Jean-Dominique Augarde, "Les Ouvriers du Temps", 1996, p. 284, pl. 218, illustrating a comparable astronomical skeleton clock by Jean-Louis Bouchet also with cut out main dial and similarly with four subsidiary enamelled dials and painted moon phase dial.
A superb and very rare Louis XVI gilt bronze and jasper astronomical lyre clock of eight day duration attributed to Jean-Louis Bouchet and most probably retailed by Martinet à Paris, the main dial with cut out centre to reveal the skeletonised movement, with outer white enamel ring showing the names of the months and signs of the zodiac and inner Arabic and Roman numerals for the minutes and hours, with three winding squares: one at four o'clock for the going, one at eight o'clock for the striking and the third at ten o'clock for the lunar and calendar regulation, with a fine pair of pierced gilt brass hands for the hours and minutes and a blued steel pointer for the calendar indications. With four subsidiary dials above the main dial: at top for advance and retard, at centre to indicate the days of the month, to the lower left for the four seasons of the year and lower right for the days of the week, the subsidiary dials surmounted by a beautiful blue enamelled moon phase dial numbered 1-29 ½ for the lunar indications.
The twin barrelled movement for the eight day going, with silk thread suspension, verge escapement and outside count wheel for the strike, with calendar mechanism powered by the striking power. The superb case surmounted by a large gilt bronze Medusa mask within a sunburst with a pair of rosettes below and either side of the painted moon phase dial, the gilt bronze lyre-shaped body with acanthus band on an elliptical jasper pedestal with rope bands and wreaths hung from rings on a black marble base with broad anthemion band

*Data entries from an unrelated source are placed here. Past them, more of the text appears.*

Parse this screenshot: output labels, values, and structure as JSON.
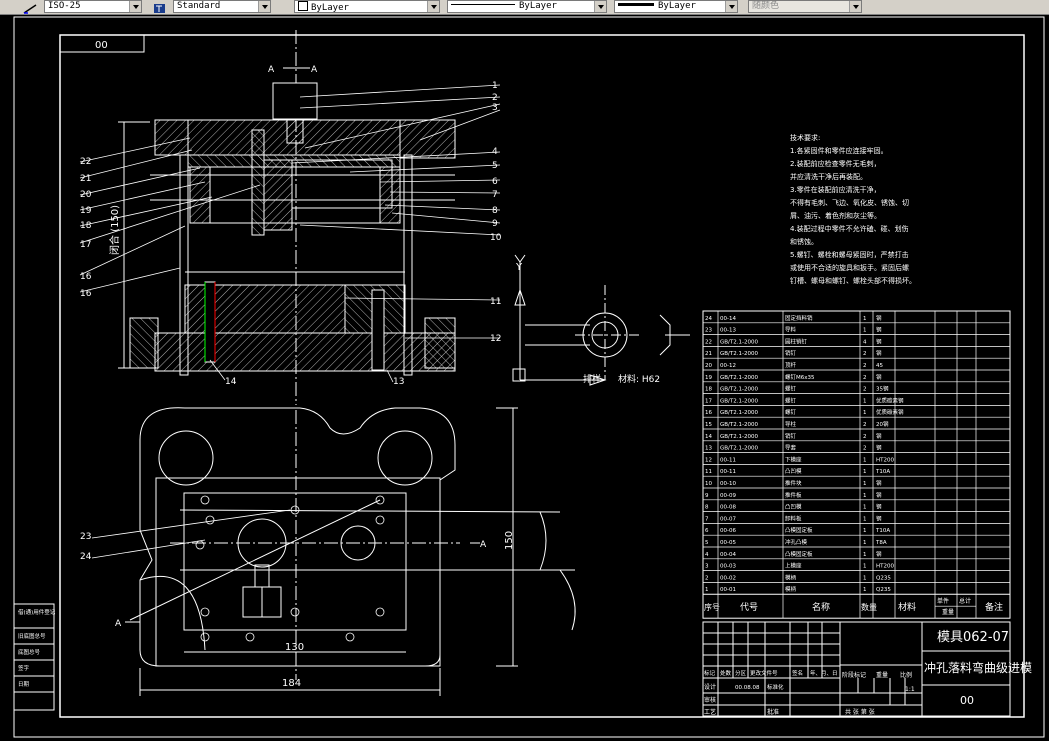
{
  "toolbar": {
    "dimstyle": "ISO-25",
    "textstyle": "Standard",
    "layer": "ByLayer",
    "linetype": "ByLayer",
    "lineweight": "ByLayer",
    "plotstyle": "随颜色"
  },
  "colors": {
    "accent": "#ffffff",
    "highlight": "#00ff00",
    "warning": "#ff0000"
  },
  "drawing": {
    "code_box": "00",
    "section_label_a": "A",
    "section_label_a2": "A",
    "callouts": [
      "1",
      "2",
      "3",
      "4",
      "5",
      "6",
      "7",
      "8",
      "9",
      "10",
      "11",
      "12",
      "13",
      "14",
      "15",
      "16",
      "17",
      "18",
      "19",
      "20",
      "21",
      "22",
      "23",
      "24"
    ],
    "dim_h": "闭合 (150)",
    "dim_150": "150",
    "dim_130": "130",
    "dim_184": "184",
    "axis_y": "Y",
    "material": "材料: H62",
    "strip_label": "排样",
    "tech_req": {
      "title": "技术要求:",
      "lines": [
        "1.各紧固件和零件应连接牢固。",
        "2.装配前应检查零件无毛刺，",
        "  并应清洗干净后再装配。",
        "3.零件在装配前应清洗干净，",
        "  不得有毛刺、飞边、氧化皮、锈蚀、切",
        "  屑、油污、着色剂和灰尘等。",
        "4.装配过程中零件不允许磕、碰、划伤",
        "  和锈蚀。",
        "5.螺钉、螺栓和螺母紧固时，严禁打击",
        "  或使用不合适的旋具和扳手。紧固后螺",
        "  钉槽、螺母和螺钉、螺栓头部不得损坏。"
      ]
    }
  },
  "bom": {
    "header": {
      "no": "序号",
      "code": "代号",
      "name": "名称",
      "qty": "数量",
      "material": "材料",
      "single": "单件",
      "total": "总计",
      "weight": "重量",
      "note": "备注"
    },
    "rows": [
      {
        "no": "24",
        "code": "00-14",
        "name": "固定挡料销",
        "qty": "1",
        "mat": "钢"
      },
      {
        "no": "23",
        "code": "00-13",
        "name": "导料",
        "qty": "1",
        "mat": "钢"
      },
      {
        "no": "22",
        "code": "GB/T2.1-2000",
        "name": "圆柱销钉",
        "qty": "4",
        "mat": "钢"
      },
      {
        "no": "21",
        "code": "GB/T2.1-2000",
        "name": "销钉",
        "qty": "2",
        "mat": "钢"
      },
      {
        "no": "20",
        "code": "00-12",
        "name": "顶杆",
        "qty": "2",
        "mat": "45"
      },
      {
        "no": "19",
        "code": "GB/T2.1-2000",
        "name": "螺钉M6x35",
        "qty": "2",
        "mat": "钢"
      },
      {
        "no": "18",
        "code": "GB/T2.1-2000",
        "name": "螺钉",
        "qty": "2",
        "mat": "35钢"
      },
      {
        "no": "17",
        "code": "GB/T2.1-2000",
        "name": "螺钉",
        "qty": "1",
        "mat": "优质碳素钢"
      },
      {
        "no": "16",
        "code": "GB/T2.1-2000",
        "name": "螺钉",
        "qty": "1",
        "mat": "优质碳素钢"
      },
      {
        "no": "15",
        "code": "GB/T2.1-2000",
        "name": "导柱",
        "qty": "2",
        "mat": "20钢"
      },
      {
        "no": "14",
        "code": "GB/T2.1-2000",
        "name": "销钉",
        "qty": "2",
        "mat": "钢"
      },
      {
        "no": "13",
        "code": "GB/T2.1-2000",
        "name": "导套",
        "qty": "2",
        "mat": "钢"
      },
      {
        "no": "12",
        "code": "00-11",
        "name": "下模座",
        "qty": "1",
        "mat": "HT200"
      },
      {
        "no": "11",
        "code": "00-11",
        "name": "凸凹模",
        "qty": "1",
        "mat": "T10A"
      },
      {
        "no": "10",
        "code": "00-10",
        "name": "推件块",
        "qty": "1",
        "mat": "钢"
      },
      {
        "no": "9",
        "code": "00-09",
        "name": "推件板",
        "qty": "1",
        "mat": "钢"
      },
      {
        "no": "8",
        "code": "00-08",
        "name": "凸凹模",
        "qty": "1",
        "mat": "钢"
      },
      {
        "no": "7",
        "code": "00-07",
        "name": "卸料板",
        "qty": "1",
        "mat": "钢"
      },
      {
        "no": "6",
        "code": "00-06",
        "name": "凸模固定板",
        "qty": "1",
        "mat": "T10A"
      },
      {
        "no": "5",
        "code": "00-05",
        "name": "冲孔凸模",
        "qty": "1",
        "mat": "T8A"
      },
      {
        "no": "4",
        "code": "00-04",
        "name": "凸模固定板",
        "qty": "1",
        "mat": "钢"
      },
      {
        "no": "3",
        "code": "00-03",
        "name": "上模座",
        "qty": "1",
        "mat": "HT200"
      },
      {
        "no": "2",
        "code": "00-02",
        "name": "模柄",
        "qty": "1",
        "mat": "Q235"
      },
      {
        "no": "1",
        "code": "00-01",
        "name": "模柄",
        "qty": "1",
        "mat": "Q235"
      }
    ]
  },
  "titleblock": {
    "drawing_no": "模具062-07",
    "drawing_title": "冲孔落料弯曲级进模",
    "code": "00",
    "scale": "1:1",
    "row_labels": [
      "标记",
      "处数",
      "分区",
      "更改文件号",
      "签名",
      "年、月、日"
    ],
    "design": "设计",
    "standardize": "标准化",
    "review": "审核",
    "process": "工艺",
    "approve": "批准",
    "stage": "阶段标记",
    "weight": "重量",
    "ratio": "比例",
    "sheet": "共 张 第 张",
    "date": "00.08.08"
  },
  "left_margin": [
    "借(通)用件登记",
    "旧底图总号",
    "底图总号",
    "签字",
    "日期"
  ]
}
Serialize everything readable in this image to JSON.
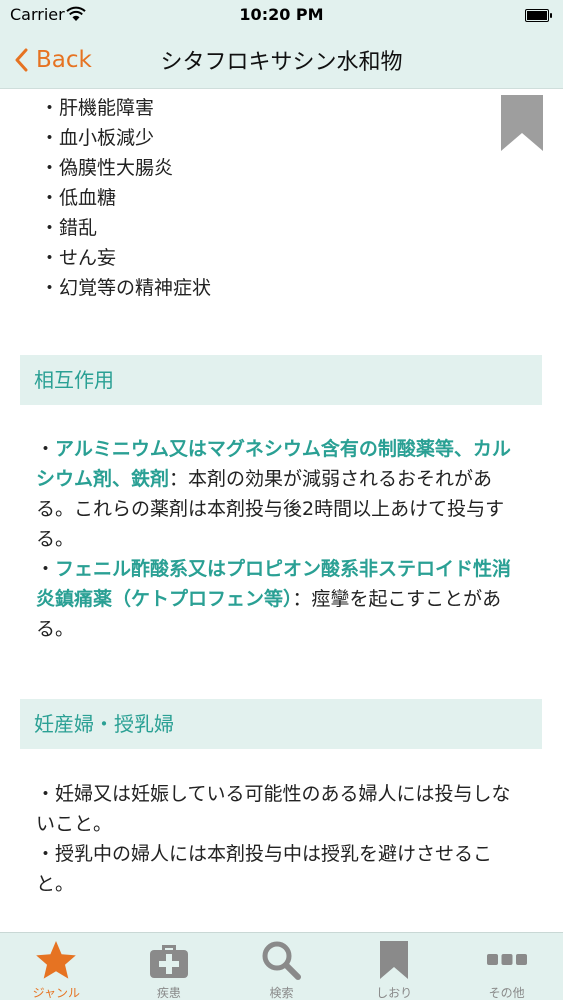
{
  "status_bar": {
    "carrier": "Carrier",
    "time": "10:20 PM"
  },
  "nav": {
    "back_label": "Back",
    "title": "シタフロキサシン水和物"
  },
  "side_effects": [
    "肝機能障害",
    "血小板減少",
    "偽膜性大腸炎",
    "低血糖",
    "錯乱",
    "せん妄",
    "幻覚等の精神症状"
  ],
  "interactions": {
    "header": "相互作用",
    "item1_highlight": "アルミニウム又はマグネシウム含有の制酸薬等、カルシウム剤、鉄剤",
    "item1_text": "：本剤の効果が減弱されるおそれがある。これらの薬剤は本剤投与後2時間以上あけて投与する。",
    "item2_highlight": "フェニル酢酸系又はプロピオン酸系非ステロイド性消炎鎮痛薬（ケトプロフェン等）",
    "item2_text": "：痙攣を起こすことがある。"
  },
  "pregnancy": {
    "header": "妊産婦・授乳婦",
    "item1": "妊婦又は妊娠している可能性のある婦人には投与しないこと。",
    "item2": "授乳中の婦人には本剤投与中は授乳を避けさせること。"
  },
  "bullet": "・",
  "tabs": [
    {
      "label": "ジャンル",
      "icon": "star-icon",
      "active": true
    },
    {
      "label": "疾患",
      "icon": "medical-bag-icon",
      "active": false
    },
    {
      "label": "検索",
      "icon": "search-icon",
      "active": false
    },
    {
      "label": "しおり",
      "icon": "bookmark-icon",
      "active": false
    },
    {
      "label": "その他",
      "icon": "more-icon",
      "active": false
    }
  ],
  "colors": {
    "accent": "#e67322",
    "teal": "#2aa094",
    "bar_bg": "#e2f1ee",
    "inactive": "#8a8a8a"
  }
}
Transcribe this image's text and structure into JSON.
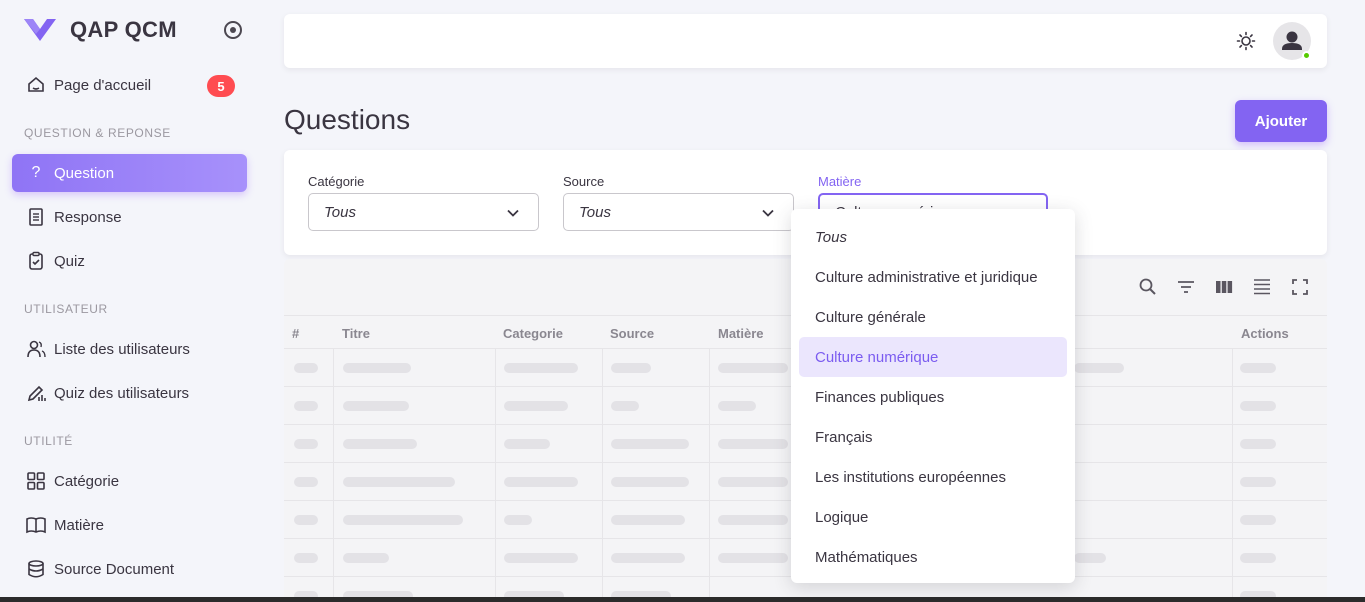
{
  "brand": {
    "name": "QAP QCM"
  },
  "sidebar": {
    "home": {
      "label": "Page d'accueil",
      "badge": "5"
    },
    "section1": "QUESTION & REPONSE",
    "question": "Question",
    "response": "Response",
    "quiz": "Quiz",
    "section2": "UTILISATEUR",
    "users_list": "Liste des utilisateurs",
    "users_quiz": "Quiz des utilisateurs",
    "section3": "UTILITÉ",
    "category": "Catégorie",
    "subject": "Matière",
    "source_doc": "Source Document"
  },
  "page": {
    "title": "Questions",
    "add_button": "Ajouter"
  },
  "filters": {
    "category": {
      "label": "Catégorie",
      "value": "Tous"
    },
    "source": {
      "label": "Source",
      "value": "Tous"
    },
    "subject": {
      "label": "Matière",
      "value": "Culture numérique"
    }
  },
  "table": {
    "headers": [
      "#",
      "Titre",
      "Categorie",
      "Source",
      "Matière",
      "Actions"
    ]
  },
  "dropdown": {
    "options": [
      "Tous",
      "Culture administrative et juridique",
      "Culture générale",
      "Culture numérique",
      "Finances publiques",
      "Français",
      "Les institutions européennes",
      "Logique",
      "Mathématiques"
    ],
    "selected": "Culture numérique"
  },
  "colors": {
    "accent": "#8364f2",
    "badge": "#ff4c51",
    "online": "#56ca00"
  },
  "icons": [
    "home-icon",
    "question-icon",
    "receipt-icon",
    "clipboard-check-icon",
    "users-icon",
    "pencil-chart-icon",
    "grid-icon",
    "book-icon",
    "database-icon",
    "sun-icon",
    "user-avatar-icon",
    "search-icon",
    "filter-icon",
    "columns-icon",
    "density-icon",
    "fullscreen-icon",
    "chevron-down-icon"
  ]
}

Paris, date circa 1785
Height 64 cm, width of base 20 cm, depth of base 12 cm.
Although there are no apparent signatures on the dial or movement, the intricate complex movement compares closely with other mechanisms made by Jean-Louis Bouchet (1737-92) as well as those retailed by the mercier-horloger Martinet. Bouchet, who was received as a maître-horloger in 1762, was appointed Horloger du Roi by virtue of supplying the Garde-Meuble. He was an extremely talented maker and one of the first French makers of skeleton clocks. Bouchet supplied a number of complex pieces to Louis XV including one with astronomical indications, described as a "clock composed of different round movements in a crystal case, so that the different springs can be seen". He delivered it to King Louis XV in 1776 for Château de Bellevue, where he was placed in responsibility of maintaining all the clocks in the King's château. In 1768 he supplied miniaturized movements with astronomical indications for an ivory clock, turned by M. de Fontanieu for the King. He is also known to have made another clock with six dials and three turning circles, 1779-81.
Bouchet also created classical pieces of which four were supplied to the Garde-Meuble. He used cases by the finest makers such as Philippe Caffieri, the Osmonds, Balthazar Lieutaud, J-N. Clavelle and Jean Hauré; in addition his dial were supplied by Joseph Coteau and Edme-Portail Barbichon and his springs by Trabant. Other works by Bouchet can be admired at the Hermitage Museum, Saint Petersburg and the Archives Nationales, Paris.
The present clock is presumed to have been retailed by the Parisian mercier-horloger Hubert Martinet, since it compares closely with a multi-dialed clock surmounted by a moon phase made for the export market bearing the name Martinet London, illustrated in the Richard Redding catalogue, 1991/1992, p. 56. The mercier-horloger, who by virtue of his title only retailed clocks and thus differed from the mercier-marchand, who dealt in a variety of works of art.